However, my “tailoring” cannot go so far as to flatter my vanity or personal interests. That is, I cannot turn every lesson into one on Church history just because that’s my thing. Nor can I tailor a lesson to sweep in all the wonderful ideas I’m studying in preparation for my lessons: A lesson on how Lehi’s vision ties into the “heavenly council” visions of other prophets, or a lesson on the variants in the Book of Mormon text discovered by Royal Skousen, or a report on the latest theories of the route Lehi followed through the desert, are absolutely inappropriate for Gospel Doctrine classes, in my view. Such a focus would necessarily require that I do virtually all of the talking, allowing for none of the “teaching each other” aspect that I think is so crucial to Sunday School classes. Such a focus would also tend to flatter me as the one who knows all this interesting “stuff” that is new to many people – and the glorification of the teacher should never, ever, ever be the outcome of a Sunday lesson. A skilful teacher doesn’t have to resort to such tricks in order to keep the class’s attention or stimulate their enthusiasm. And finally, while intellectual stimulation often leads to increased testimony in my own personal study, I question whether intellectual stimulation in the absence of class members’ teaching and testifying can ever lead to the edification that must be a part of Sunday gatherings. No, anything I bring into my lessons from those sources must be limited and used to further the stated purpose of the lesson, nothing more.

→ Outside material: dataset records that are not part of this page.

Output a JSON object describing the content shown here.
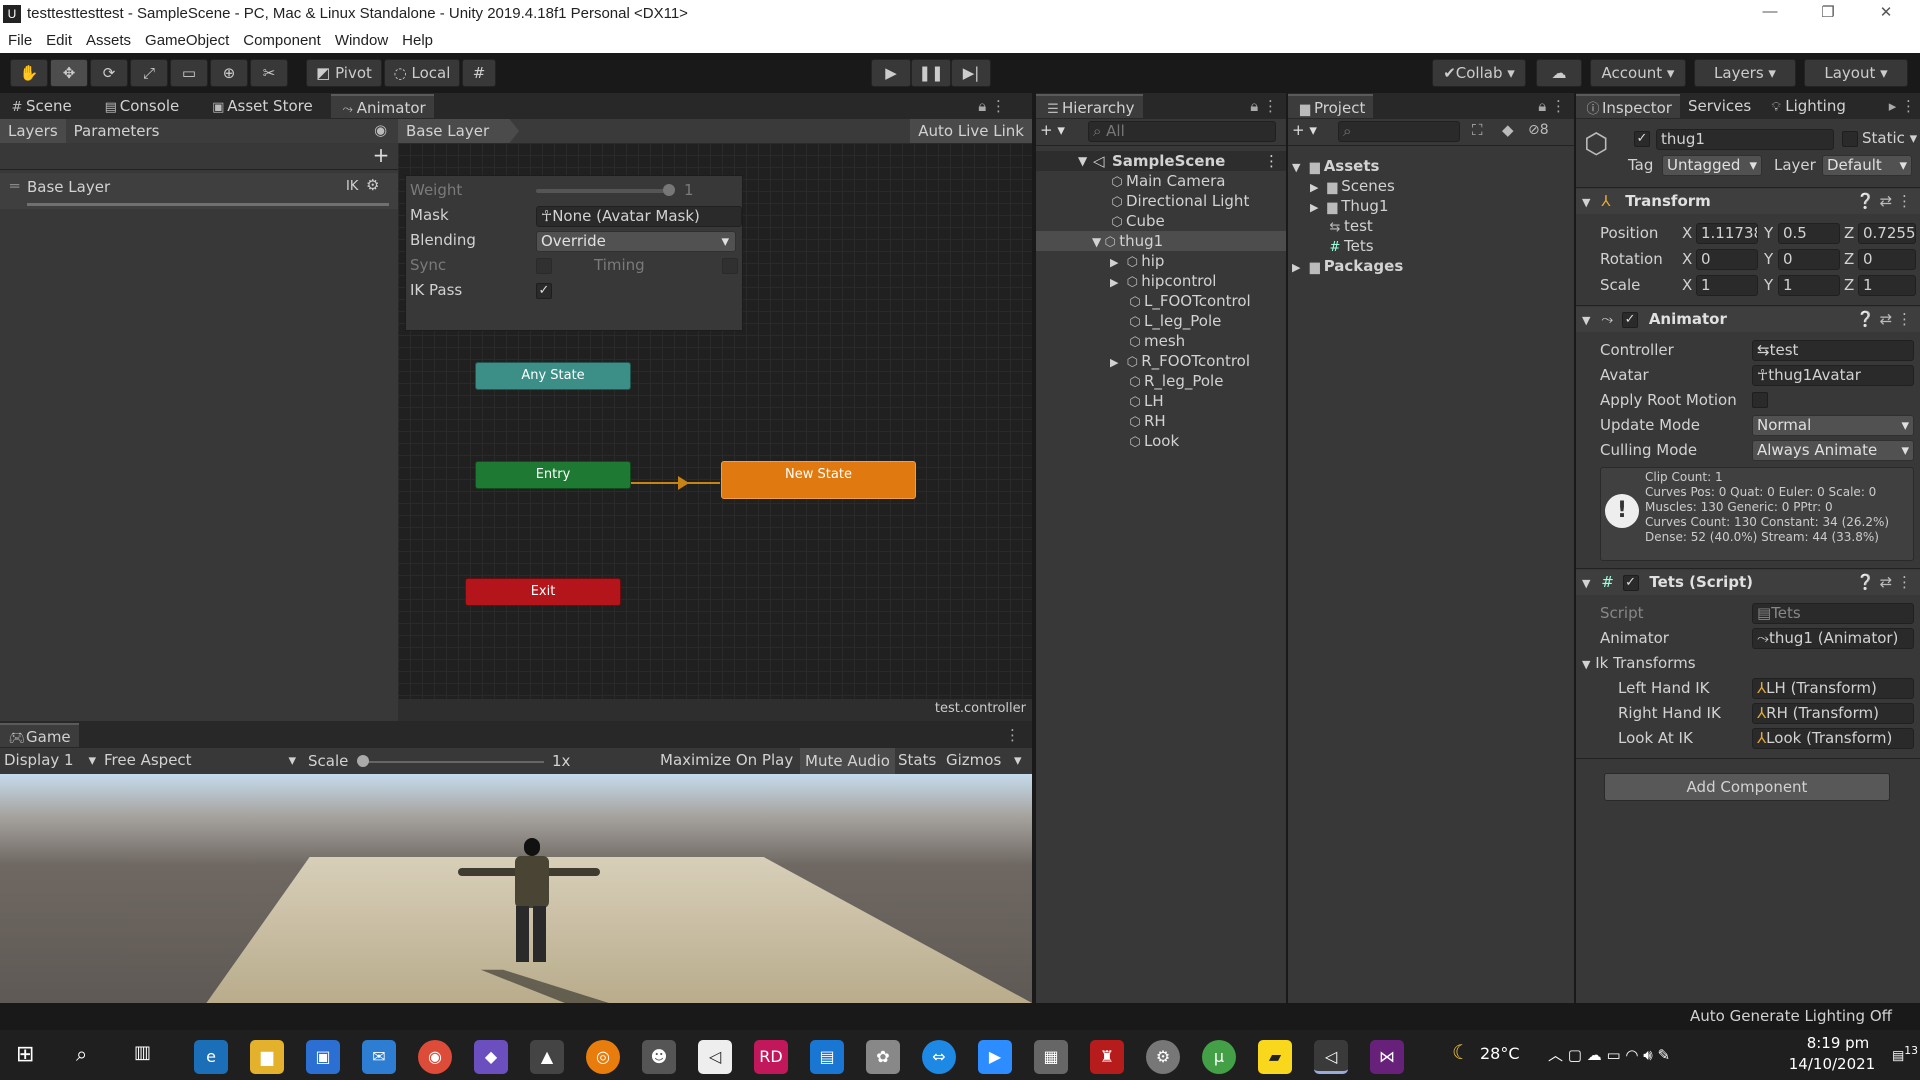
{
  "window": {
    "title": "testtesttesttest - SampleScene - PC, Mac & Linux Standalone - Unity 2019.4.18f1 Personal <DX11>",
    "logo": "U"
  },
  "menu": [
    "File",
    "Edit",
    "Assets",
    "GameObject",
    "Component",
    "Window",
    "Help"
  ],
  "toolbar": {
    "pivot": "Pivot",
    "local": "Local",
    "collab": "Collab",
    "account": "Account",
    "layers": "Layers",
    "layout": "Layout"
  },
  "tabs_top": [
    "Scene",
    "Console",
    "Asset Store",
    "Animator"
  ],
  "animator": {
    "subtabs": [
      "Layers",
      "Parameters"
    ],
    "breadcrumb": "Base Layer",
    "auto_live_link": "Auto Live Link",
    "layer_name": "Base Layer",
    "ik_label": "IK",
    "settings": {
      "weight_label": "Weight",
      "weight_value": "1",
      "mask_label": "Mask",
      "mask_value": "None (Avatar Mask)",
      "blending_label": "Blending",
      "blending_value": "Override",
      "sync_label": "Sync",
      "timing_label": "Timing",
      "ikpass_label": "IK Pass"
    },
    "nodes": {
      "any_state": "Any State",
      "entry": "Entry",
      "new_state": "New State",
      "exit": "Exit"
    },
    "footer": "test.controller"
  },
  "game": {
    "tab": "Game",
    "display": "Display 1",
    "aspect": "Free Aspect",
    "scale_label": "Scale",
    "scale_value": "1x",
    "maximize": "Maximize On Play",
    "mute": "Mute Audio",
    "stats": "Stats",
    "gizmos": "Gizmos"
  },
  "hierarchy": {
    "tab": "Hierarchy",
    "search_placeholder": "All",
    "scene": "SampleScene",
    "items": [
      "Main Camera",
      "Directional Light",
      "Cube",
      "thug1"
    ],
    "children": [
      "hip",
      "hipcontrol",
      "L_FOOTcontrol",
      "L_leg_Pole",
      "mesh",
      "R_FOOTcontrol",
      "R_leg_Pole",
      "LH",
      "RH",
      "Look"
    ]
  },
  "project": {
    "tab": "Project",
    "badge": "8",
    "assets": "Assets",
    "asset_items": [
      "Scenes",
      "Thug1",
      "test",
      "Tets"
    ],
    "packages": "Packages"
  },
  "inspector": {
    "tabs": [
      "Inspector",
      "Services",
      "Lighting"
    ],
    "object_name": "thug1",
    "static_label": "Static",
    "tag_label": "Tag",
    "tag_value": "Untagged",
    "layer_label": "Layer",
    "layer_value": "Default",
    "transform": {
      "title": "Transform",
      "position_label": "Position",
      "rotation_label": "Rotation",
      "scale_label": "Scale",
      "position": [
        "1.11738",
        "0.5",
        "0.7255"
      ],
      "rotation": [
        "0",
        "0",
        "0"
      ],
      "scale": [
        "1",
        "1",
        "1"
      ]
    },
    "animator": {
      "title": "Animator",
      "controller_label": "Controller",
      "controller_value": "test",
      "avatar_label": "Avatar",
      "avatar_value": "thug1Avatar",
      "apply_root_label": "Apply Root Motion",
      "update_label": "Update Mode",
      "update_value": "Normal",
      "culling_label": "Culling Mode",
      "culling_value": "Always Animate",
      "info": [
        "Clip Count: 1",
        "Curves Pos: 0 Quat: 0 Euler: 0 Scale: 0",
        "Muscles: 130 Generic: 0 PPtr: 0",
        "Curves Count: 130 Constant: 34 (26.2%)",
        "Dense: 52 (40.0%) Stream: 44 (33.8%)"
      ]
    },
    "tets": {
      "title": "Tets (Script)",
      "script_label": "Script",
      "script_value": "Tets",
      "animator_label": "Animator",
      "animator_value": "thug1 (Animator)",
      "ik_transforms_label": "Ik Transforms",
      "left_label": "Left Hand IK",
      "left_value": "LH (Transform)",
      "right_label": "Right Hand IK",
      "right_value": "RH (Transform)",
      "look_label": "Look At IK",
      "look_value": "Look (Transform)"
    },
    "add_component": "Add Component"
  },
  "statusbar": {
    "text": "Auto Generate Lighting Off"
  },
  "taskbar": {
    "temperature": "28°C",
    "time": "8:19 pm",
    "date": "14/10/2021",
    "notifications": "13"
  }
}
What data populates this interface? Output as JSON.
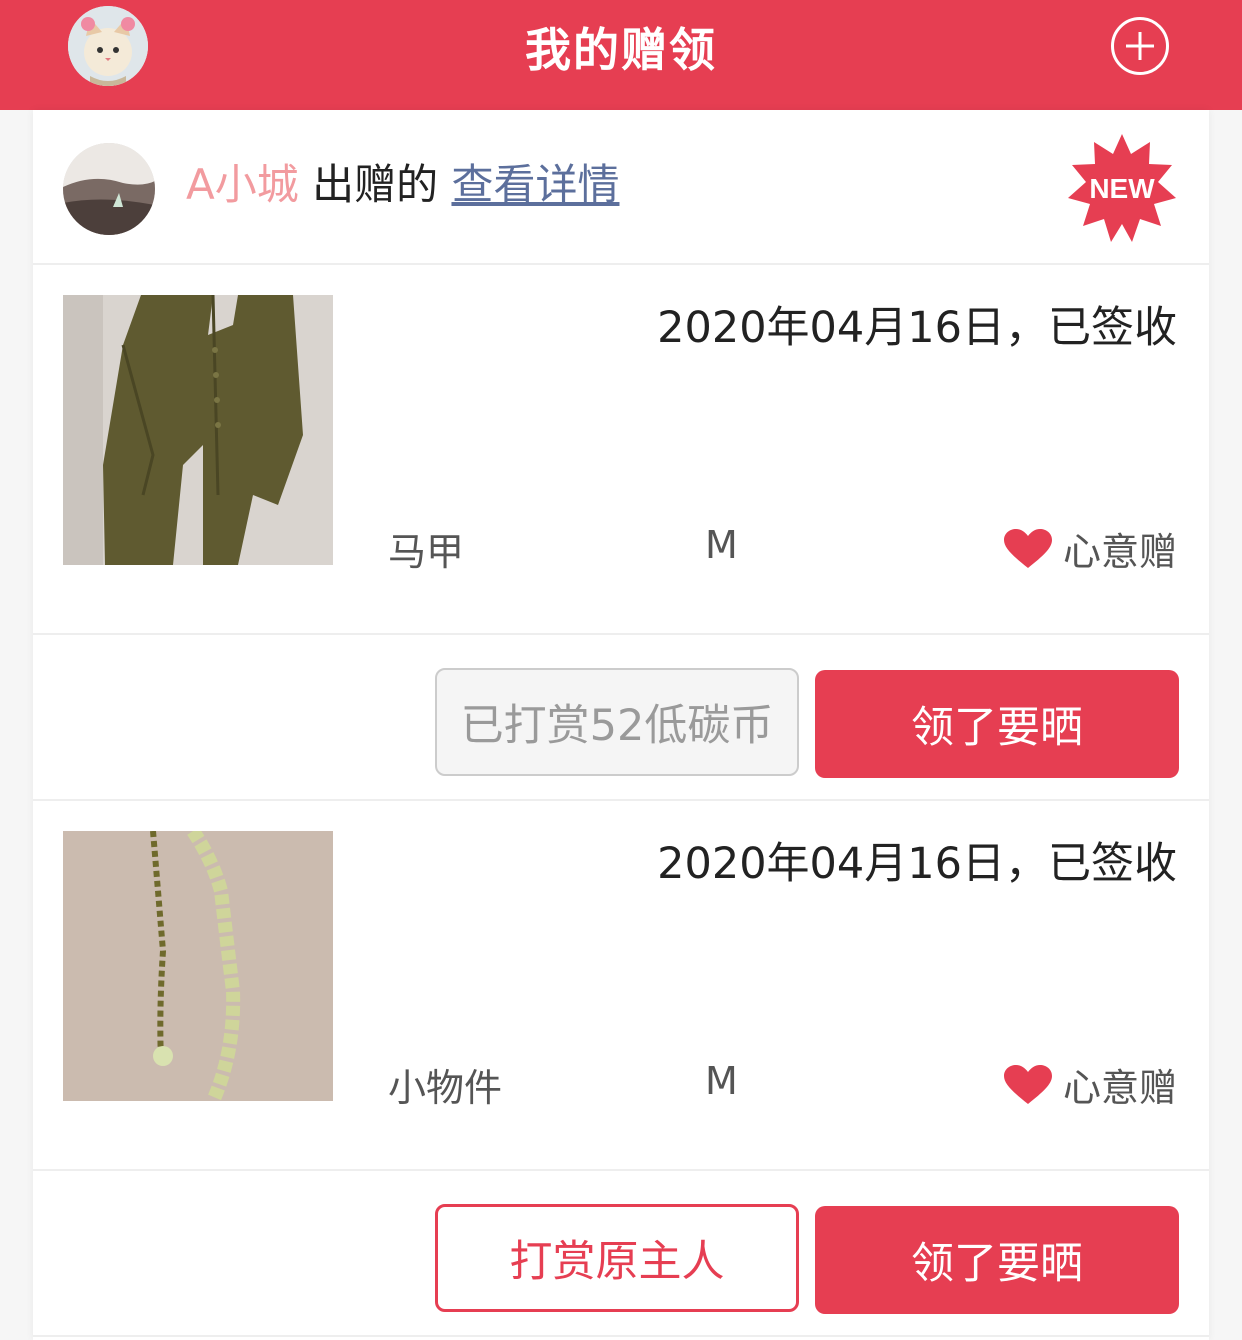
{
  "header": {
    "title": "我的赠领",
    "add_icon": "plus-circle-icon"
  },
  "giver": {
    "name": "A小城",
    "action": "出赠的",
    "link": "查看详情",
    "badge": "NEW"
  },
  "items": [
    {
      "date": "2020年04月16日，已签收",
      "name": "马甲",
      "size": "M",
      "gift_type": "心意赠",
      "left_button": "已打赏52低碳币",
      "right_button": "领了要晒"
    },
    {
      "date": "2020年04月16日，已签收",
      "name": "小物件",
      "size": "M",
      "gift_type": "心意赠",
      "left_button": "打赏原主人",
      "right_button": "领了要晒"
    }
  ],
  "colors": {
    "brand": "#e63e52",
    "giver_name": "#f29b9f",
    "link": "#5c6f9c"
  }
}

This is not to say that I don’t appreciate and at least consider – sometimes fanatically study – the lesson-related posts on other blogs, or that I would never bring some detail learned from these farther-ranging studies into my lessons. I do. It’s just that I believe that such materials are meant for personal study, informal blog discussion, or non-Sunday-block study in other settings (Institute, study groups, family home evenings, home teaching chats, firesides, conferences, workshops, hallway conversations, among other potential venues). They just do not fulfill the primary requirements of Sunday School. (To repeat: I am not in the least knocking the materials posted by other bloggers. Bloggers nearly always specifically state that their materials are intended for personal study, or are preliminary to constructing an actual lesson. None of those I read regularly offer their more wide-ranging studies as replacements for the approved lessons. And for that matter, neither do I: I post my lessons to show how I have adapted the materials to my particular class, but I do not claim that they are suitable for any other teacher or any other class. They are tailored to my class.)
Okay, so that’s my basic philosophy of teaching Gospel Doctrine.